-- Opening Marker --

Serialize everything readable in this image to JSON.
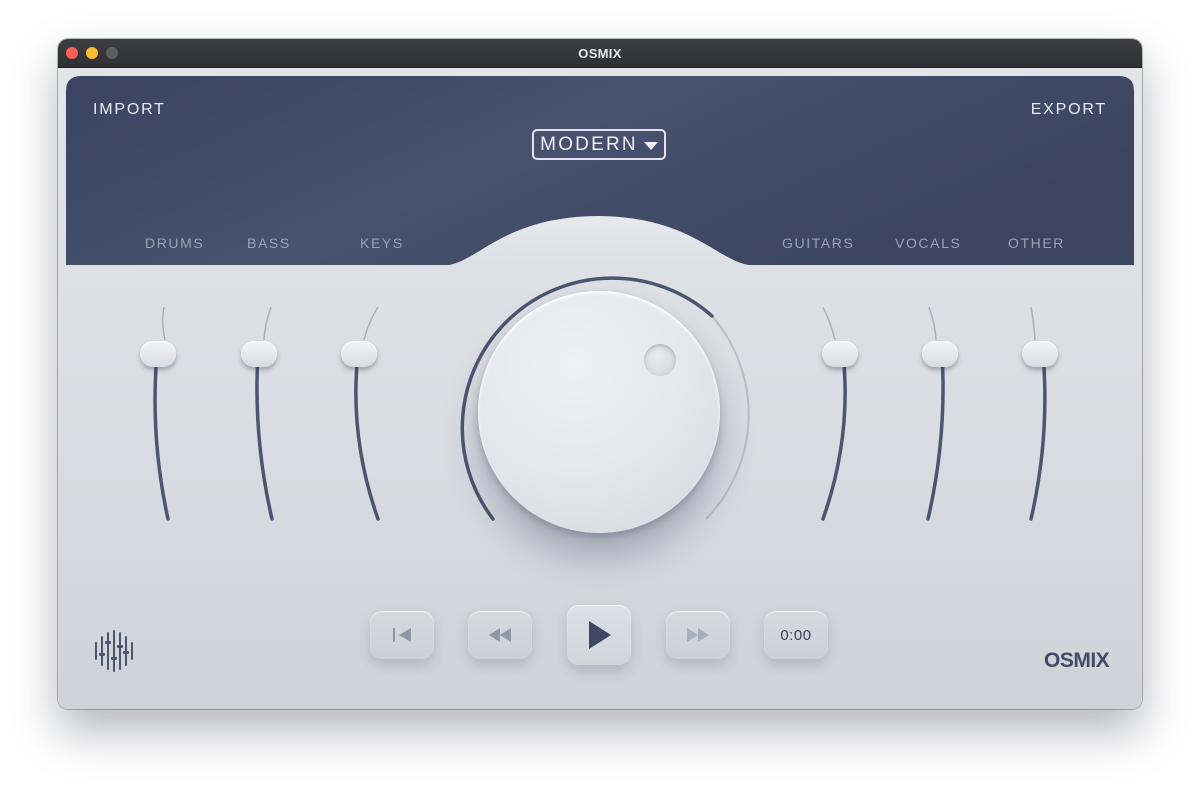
{
  "window": {
    "title": "OSMIX"
  },
  "header": {
    "import_label": "IMPORT",
    "export_label": "EXPORT",
    "preset": "MODERN"
  },
  "channels": [
    {
      "label": "DRUMS"
    },
    {
      "label": "BASS"
    },
    {
      "label": "KEYS"
    },
    {
      "label": "GUITARS"
    },
    {
      "label": "VOCALS"
    },
    {
      "label": "OTHER"
    }
  ],
  "transport": {
    "time": "0:00",
    "buttons": [
      "skip-back-icon",
      "rewind-icon",
      "play-icon",
      "fast-forward-icon"
    ]
  },
  "brand": "OSMIX",
  "colors": {
    "header_bg": "#404b65",
    "accent": "#4a5570",
    "panel_bg": "#dcdfe4",
    "label": "#9aa3b6"
  }
}
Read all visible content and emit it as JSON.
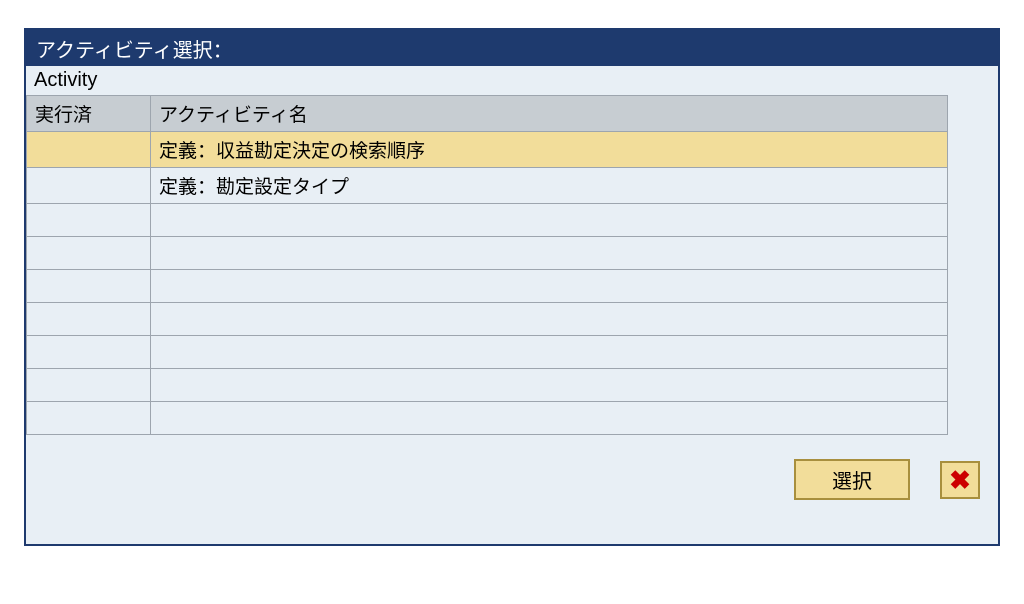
{
  "title": "アクティビティ選択：",
  "subtitle": "Activity",
  "columns": {
    "executed": "実行済",
    "activity_name": "アクティビティ名"
  },
  "rows": [
    {
      "executed": "",
      "activity_name": "定義：収益勘定決定の検索順序",
      "selected": true
    },
    {
      "executed": "",
      "activity_name": "定義：勘定設定タイプ",
      "selected": false
    },
    {
      "executed": "",
      "activity_name": "",
      "selected": false
    },
    {
      "executed": "",
      "activity_name": "",
      "selected": false
    },
    {
      "executed": "",
      "activity_name": "",
      "selected": false
    },
    {
      "executed": "",
      "activity_name": "",
      "selected": false
    },
    {
      "executed": "",
      "activity_name": "",
      "selected": false
    },
    {
      "executed": "",
      "activity_name": "",
      "selected": false
    },
    {
      "executed": "",
      "activity_name": "",
      "selected": false
    }
  ],
  "buttons": {
    "select": "選択"
  }
}
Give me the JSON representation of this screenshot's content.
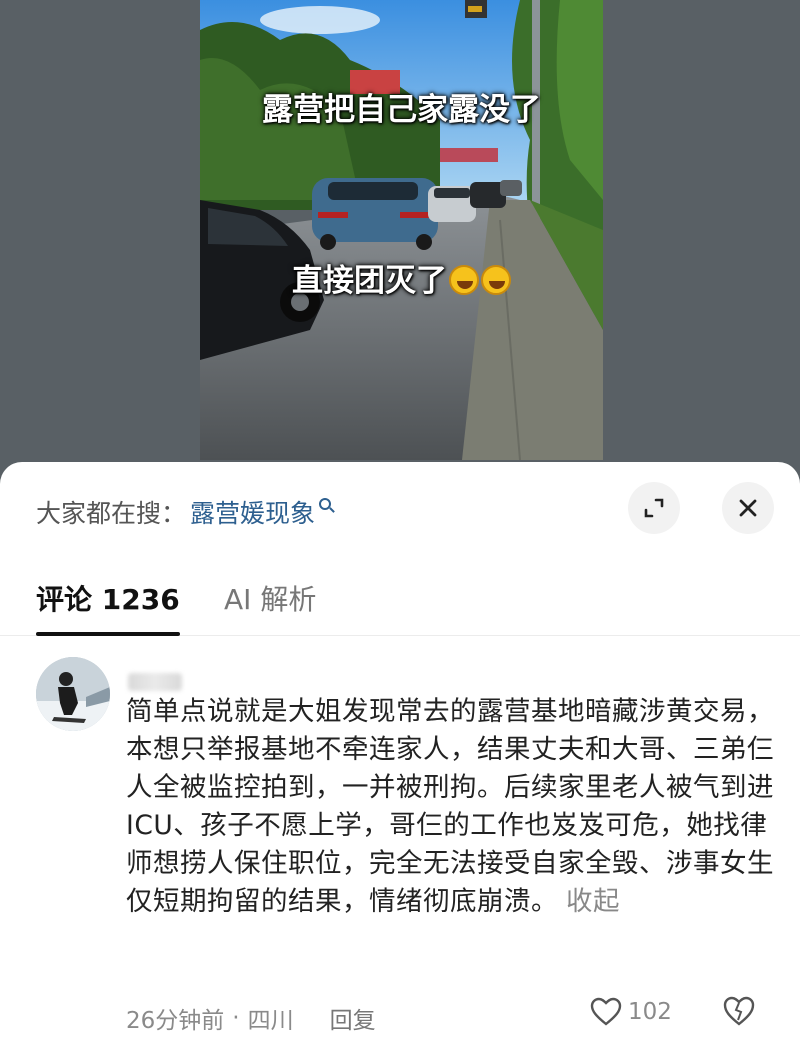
{
  "video": {
    "caption_top": "露营把自己家露没了",
    "caption_mid": "直接团灭了",
    "emoji": [
      "rolling-laughing-emoji",
      "rolling-laughing-emoji"
    ]
  },
  "sheet": {
    "search_label": "大家都在搜：",
    "search_term": "露营媛现象",
    "icons": {
      "search": "search-icon",
      "expand": "expand-icon",
      "close": "close-icon"
    }
  },
  "tabs": [
    {
      "label": "评论 1236",
      "active": true
    },
    {
      "label": "AI 解析",
      "active": false
    }
  ],
  "comment": {
    "text": "简单点说就是大姐发现常去的露营基地暗藏涉黄交易，本想只举报基地不牵连家人，结果丈夫和大哥、三弟仨人全被监控拍到，一并被刑拘。后续家里老人被气到进ICU、孩子不愿上学，哥仨的工作也岌岌可危，她找律师想捞人保住职位，完全无法接受自家全毁、涉事女生仅短期拘留的结果，情绪彻底崩溃。",
    "collapse_label": "收起",
    "time": "26分钟前",
    "separator": "·",
    "location": "四川",
    "reply_label": "回复",
    "like_count": "102"
  },
  "colors": {
    "backdrop": "#596065",
    "link_blue": "#2d5f8f",
    "text_dark": "#222222",
    "text_muted": "#8a8a8a"
  }
}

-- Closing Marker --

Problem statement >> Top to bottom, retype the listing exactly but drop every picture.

Exercise solution >>
Serialize everything readable in this image to JSON.
{
  "window": {
    "title": "OSMIX"
  },
  "header": {
    "import_label": "IMPORT",
    "export_label": "EXPORT",
    "preset": "MODERN"
  },
  "channels": [
    {
      "label": "DRUMS"
    },
    {
      "label": "BASS"
    },
    {
      "label": "KEYS"
    },
    {
      "label": "GUITARS"
    },
    {
      "label": "VOCALS"
    },
    {
      "label": "OTHER"
    }
  ],
  "transport": {
    "time": "0:00",
    "buttons": [
      "skip-back-icon",
      "rewind-icon",
      "play-icon",
      "fast-forward-icon"
    ]
  },
  "brand": "OSMIX",
  "colors": {
    "header_bg": "#404b65",
    "accent": "#4a5570",
    "panel_bg": "#dcdfe4",
    "label": "#9aa3b6"
  }
}
Read all visible content and emit it as JSON.
{
  "title": "アクティビティ選択：",
  "subtitle": "Activity",
  "columns": {
    "executed": "実行済",
    "activity_name": "アクティビティ名"
  },
  "rows": [
    {
      "executed": "",
      "activity_name": "定義：収益勘定決定の検索順序",
      "selected": true
    },
    {
      "executed": "",
      "activity_name": "定義：勘定設定タイプ",
      "selected": false
    },
    {
      "executed": "",
      "activity_name": "",
      "selected": false
    },
    {
      "executed": "",
      "activity_name": "",
      "selected": false
    },
    {
      "executed": "",
      "activity_name": "",
      "selected": false
    },
    {
      "executed": "",
      "activity_name": "",
      "selected": false
    },
    {
      "executed": "",
      "activity_name": "",
      "selected": false
    },
    {
      "executed": "",
      "activity_name": "",
      "selected": false
    },
    {
      "executed": "",
      "activity_name": "",
      "selected": false
    }
  ],
  "buttons": {
    "select": "選択"
  }
}
Give me the JSON representation of this screenshot's content.
{
  "video": {
    "caption_top": "露营把自己家露没了",
    "caption_mid": "直接团灭了",
    "emoji": [
      "rolling-laughing-emoji",
      "rolling-laughing-emoji"
    ]
  },
  "sheet": {
    "search_label": "大家都在搜：",
    "search_term": "露营媛现象",
    "icons": {
      "search": "search-icon",
      "expand": "expand-icon",
      "close": "close-icon"
    }
  },
  "tabs": [
    {
      "label": "评论 1236",
      "active": true
    },
    {
      "label": "AI 解析",
      "active": false
    }
  ],
  "comment": {
    "text": "简单点说就是大姐发现常去的露营基地暗藏涉黄交易，本想只举报基地不牵连家人，结果丈夫和大哥、三弟仨人全被监控拍到，一并被刑拘。后续家里老人被气到进ICU、孩子不愿上学，哥仨的工作也岌岌可危，她找律师想捞人保住职位，完全无法接受自家全毁、涉事女生仅短期拘留的结果，情绪彻底崩溃。",
    "collapse_label": "收起",
    "time": "26分钟前",
    "separator": "·",
    "location": "四川",
    "reply_label": "回复",
    "like_count": "102"
  },
  "colors": {
    "backdrop": "#596065",
    "link_blue": "#2d5f8f",
    "text_dark": "#222222",
    "text_muted": "#8a8a8a"
  }
}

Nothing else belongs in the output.